The results published in the Atlas were very encouraging but still were very much a beginning and showed that much more systematic work was needed in order to build up an accurate picture of the habitat, distribution and frequency of all our butterfly species. So we extended our survey to include the period 2000 to 2004 and the results were published as a Millennium Atlas update – State of Butterflies of Britain and Ireland, in May 2006.
The Field Club completed its survey and 2014 was the final year of the five year cycle of 2010 to 2014. The identification chart Guide to the Butterflies of Ireland has been revised with a number of changes.
Ireland’s Butterflies A Review (David Nash,Trevor Boyd and Deirdre Hardiman) was published by the Dublin Naturalists’ Field Club in 2012 and includes information gathered for the period 1995 to 2009 for all Ireland.
The Essex Skipper arrival in Co Wexford is shrouded in mystery and it is not clear whether or not it is a deliberate introduction. Despite predictions it does not appear to have spread outside the county. The Small Skipper Thymelicus sylvestris colony in Co Kildare is apparently the result of a local escape or deliberate release.

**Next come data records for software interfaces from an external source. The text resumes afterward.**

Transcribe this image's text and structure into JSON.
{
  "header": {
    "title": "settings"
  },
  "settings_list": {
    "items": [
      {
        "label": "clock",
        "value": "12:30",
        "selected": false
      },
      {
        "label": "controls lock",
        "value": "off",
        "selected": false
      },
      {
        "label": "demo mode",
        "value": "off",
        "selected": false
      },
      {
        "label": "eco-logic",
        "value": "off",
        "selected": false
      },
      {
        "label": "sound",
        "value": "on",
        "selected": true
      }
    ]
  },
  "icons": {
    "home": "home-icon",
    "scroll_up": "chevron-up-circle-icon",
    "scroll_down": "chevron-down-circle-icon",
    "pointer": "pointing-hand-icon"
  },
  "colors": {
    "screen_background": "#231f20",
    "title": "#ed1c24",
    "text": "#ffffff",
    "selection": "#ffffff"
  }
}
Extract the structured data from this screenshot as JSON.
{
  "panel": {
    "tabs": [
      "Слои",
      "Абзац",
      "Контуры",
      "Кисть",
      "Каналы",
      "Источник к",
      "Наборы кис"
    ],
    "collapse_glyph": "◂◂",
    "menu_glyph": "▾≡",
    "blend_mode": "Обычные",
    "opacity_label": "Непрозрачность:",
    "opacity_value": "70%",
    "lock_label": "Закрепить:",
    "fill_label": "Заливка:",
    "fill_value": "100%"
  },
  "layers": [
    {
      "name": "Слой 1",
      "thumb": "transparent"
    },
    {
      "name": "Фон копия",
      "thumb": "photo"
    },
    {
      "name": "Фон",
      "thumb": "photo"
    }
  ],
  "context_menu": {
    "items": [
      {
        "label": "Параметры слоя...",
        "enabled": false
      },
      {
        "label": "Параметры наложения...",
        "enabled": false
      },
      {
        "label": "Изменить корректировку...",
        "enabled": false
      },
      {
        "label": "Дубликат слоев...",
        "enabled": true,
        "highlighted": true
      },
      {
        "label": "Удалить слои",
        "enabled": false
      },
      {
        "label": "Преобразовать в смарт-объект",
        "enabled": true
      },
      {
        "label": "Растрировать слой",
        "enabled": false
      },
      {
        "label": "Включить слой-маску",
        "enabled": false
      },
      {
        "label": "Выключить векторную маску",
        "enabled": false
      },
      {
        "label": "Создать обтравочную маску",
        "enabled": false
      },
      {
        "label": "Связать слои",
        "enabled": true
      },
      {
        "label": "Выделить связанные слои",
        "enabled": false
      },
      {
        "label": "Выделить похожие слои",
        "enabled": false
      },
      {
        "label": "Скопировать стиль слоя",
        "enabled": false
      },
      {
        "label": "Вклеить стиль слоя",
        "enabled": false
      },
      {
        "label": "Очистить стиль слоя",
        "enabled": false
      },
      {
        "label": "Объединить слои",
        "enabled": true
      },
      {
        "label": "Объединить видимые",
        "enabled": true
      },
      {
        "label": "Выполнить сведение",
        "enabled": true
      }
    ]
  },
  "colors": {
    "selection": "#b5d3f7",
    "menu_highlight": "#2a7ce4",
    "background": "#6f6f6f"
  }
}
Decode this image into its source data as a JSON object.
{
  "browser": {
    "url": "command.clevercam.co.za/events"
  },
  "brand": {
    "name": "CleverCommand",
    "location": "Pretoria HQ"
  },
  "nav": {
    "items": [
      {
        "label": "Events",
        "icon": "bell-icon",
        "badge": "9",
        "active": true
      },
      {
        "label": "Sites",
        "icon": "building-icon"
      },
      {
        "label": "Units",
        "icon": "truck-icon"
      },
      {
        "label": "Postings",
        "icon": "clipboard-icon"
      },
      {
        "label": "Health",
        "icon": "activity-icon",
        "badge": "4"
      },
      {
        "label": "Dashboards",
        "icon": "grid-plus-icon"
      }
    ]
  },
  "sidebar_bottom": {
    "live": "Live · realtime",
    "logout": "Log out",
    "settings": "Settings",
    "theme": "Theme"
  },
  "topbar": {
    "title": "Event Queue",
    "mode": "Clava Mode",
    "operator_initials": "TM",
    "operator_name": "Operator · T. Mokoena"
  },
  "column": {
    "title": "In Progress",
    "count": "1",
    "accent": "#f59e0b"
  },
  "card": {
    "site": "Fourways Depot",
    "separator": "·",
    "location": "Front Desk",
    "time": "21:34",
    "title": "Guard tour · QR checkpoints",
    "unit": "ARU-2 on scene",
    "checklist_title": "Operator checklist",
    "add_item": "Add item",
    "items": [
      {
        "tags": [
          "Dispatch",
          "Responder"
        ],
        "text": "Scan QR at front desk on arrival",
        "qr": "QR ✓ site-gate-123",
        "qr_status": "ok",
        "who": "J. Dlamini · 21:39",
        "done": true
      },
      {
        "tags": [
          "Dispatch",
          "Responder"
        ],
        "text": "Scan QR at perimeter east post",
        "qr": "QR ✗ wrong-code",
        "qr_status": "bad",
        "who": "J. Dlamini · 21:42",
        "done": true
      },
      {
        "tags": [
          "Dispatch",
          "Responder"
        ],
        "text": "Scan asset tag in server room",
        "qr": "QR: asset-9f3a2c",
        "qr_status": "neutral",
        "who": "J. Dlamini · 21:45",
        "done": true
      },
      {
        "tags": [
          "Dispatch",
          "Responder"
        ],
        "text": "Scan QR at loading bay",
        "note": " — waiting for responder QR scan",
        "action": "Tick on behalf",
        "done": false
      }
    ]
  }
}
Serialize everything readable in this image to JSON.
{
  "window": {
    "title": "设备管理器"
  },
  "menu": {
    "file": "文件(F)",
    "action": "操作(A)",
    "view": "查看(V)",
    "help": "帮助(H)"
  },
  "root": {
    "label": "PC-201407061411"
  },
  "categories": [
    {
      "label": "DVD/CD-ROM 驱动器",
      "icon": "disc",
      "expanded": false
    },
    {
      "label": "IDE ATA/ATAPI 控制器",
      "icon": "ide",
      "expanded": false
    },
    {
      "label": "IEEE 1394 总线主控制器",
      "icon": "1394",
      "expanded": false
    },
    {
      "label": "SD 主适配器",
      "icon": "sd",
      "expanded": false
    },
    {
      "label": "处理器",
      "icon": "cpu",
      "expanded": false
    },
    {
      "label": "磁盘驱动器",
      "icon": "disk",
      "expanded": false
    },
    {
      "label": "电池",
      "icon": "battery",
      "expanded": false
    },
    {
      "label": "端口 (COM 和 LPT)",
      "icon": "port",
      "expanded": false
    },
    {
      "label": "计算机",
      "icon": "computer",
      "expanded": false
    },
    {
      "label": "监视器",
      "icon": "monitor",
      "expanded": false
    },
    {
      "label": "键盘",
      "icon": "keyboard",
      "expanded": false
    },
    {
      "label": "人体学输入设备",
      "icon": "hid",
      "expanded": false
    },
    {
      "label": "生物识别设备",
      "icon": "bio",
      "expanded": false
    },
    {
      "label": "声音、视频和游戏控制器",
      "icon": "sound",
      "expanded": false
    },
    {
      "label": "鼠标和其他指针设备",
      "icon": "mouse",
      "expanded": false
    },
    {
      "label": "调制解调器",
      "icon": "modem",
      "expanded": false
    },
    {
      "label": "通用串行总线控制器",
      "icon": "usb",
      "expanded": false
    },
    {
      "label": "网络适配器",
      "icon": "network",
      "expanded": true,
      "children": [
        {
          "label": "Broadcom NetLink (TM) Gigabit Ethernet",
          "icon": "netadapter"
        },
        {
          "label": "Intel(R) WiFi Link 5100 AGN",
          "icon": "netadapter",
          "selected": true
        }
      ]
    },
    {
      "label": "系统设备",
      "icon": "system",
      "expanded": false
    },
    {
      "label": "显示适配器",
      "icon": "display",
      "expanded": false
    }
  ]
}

The recent publication, by Peter Eeles, of the Life Cycles of British and Irish Butterflies, Pisces Publications and Butterfly Conservation (2019), ISBN 978-1-874357-88-9, is a very interesting work and a very good read. Of general interest is its treatment, for example, of the dramatic decline of the Wall (= Wall Brown) Lasiommata megera in Britain and Ireland. Of specific Irish interest is his account of the Wood White Leptidea sinapis and the Cryptic Wood White Leptidea juvernica, the latter being the only Irish butterfly species not found in Britain.